On Friday November 7, 2014, the United States Supreme Court announced that it would “consider” a new major legal challenge to the Affordable Health Care Act. This happened three days after voters in the United States voted in the “mid-term” election on November 4, 2014. Mid-Term because it is in the middle of the term of the President of the United States. The balloting was for members of the United States Congress: the House of Representatives and the U.S. Senate. The election results were regarded as a resounding victory for the Republican Party. The Republicans gained voting control of the House of Representatives and the Senate.
The forced coincidence is not likely an indication of the Justice’s willingness to rule on the Affordable Health Care Act, but to political pundits it resounds as such. For those who want to believe that the Justices are over anxious to gut the Affordable Health Care Act, there other unfortunate facts. On the top of the list is the fact that there no split in decisions coming up from the Federal Courts.
The Supreme Court, as the final arbiter of the meaning of law, is constitutionally empowered to rule when there are conflicts in lower courts or constitutional issues of great importance. Depending on how you want to see it: either the Supreme Court feels empowered or obligated to follow the politics of Republican Party stalwarts, or, it has been unfairly placed in the light of that accusation. You be the judge. But the Court has agreed to hear a case about how the Health Care Act is provided funding from a tax on medical devices. The case they selected comes from the U.S. Court of Appeals for the 4th Circuit. The Supreme Court Justices agreed to reconsider that ruling, which again looks like the judges are political operatives emboldened to do the bidding of Tea Party Republicans.
The aspect of the law that the Court has agreed to review gives them an opportunity to reverse their findings that permit the law to function. The ruling to be reviewed concerns the Act’s system of subsidizing policies required by the law. Subsidies are granted to Americans whose income is low. The subsidies are not grants of free insurance, but lower premiums to those required to pay for their own policies. More than five millions Americans are currently able to take subsidies to lower their actual out of pocket costs for health insurance. Those who qualify for a subsidy have their premiums costs reduced by as much as 76%, dropping the average monthly premium for those who need subsidies from $346 per month to $82 per month.
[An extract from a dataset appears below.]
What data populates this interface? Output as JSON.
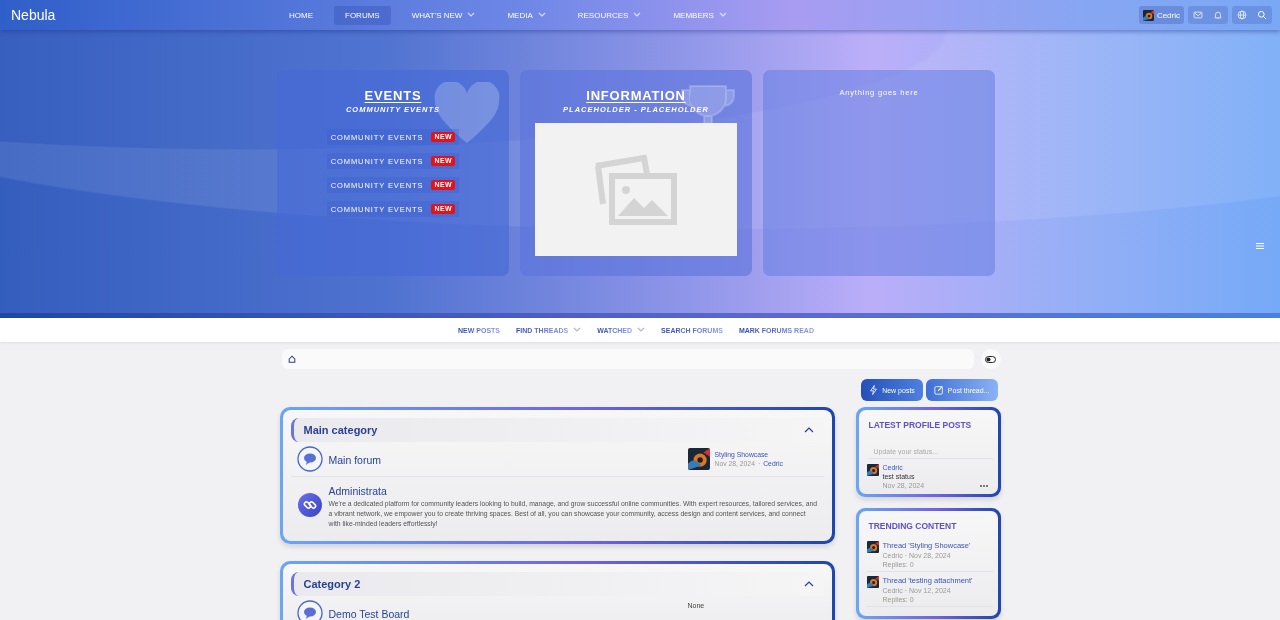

Any ruling eliminating the subsidies would constitute a major blow to the act. If the Supreme Court reverses its previous ruling on these issues it would invalidate subsidies in thirty-six states.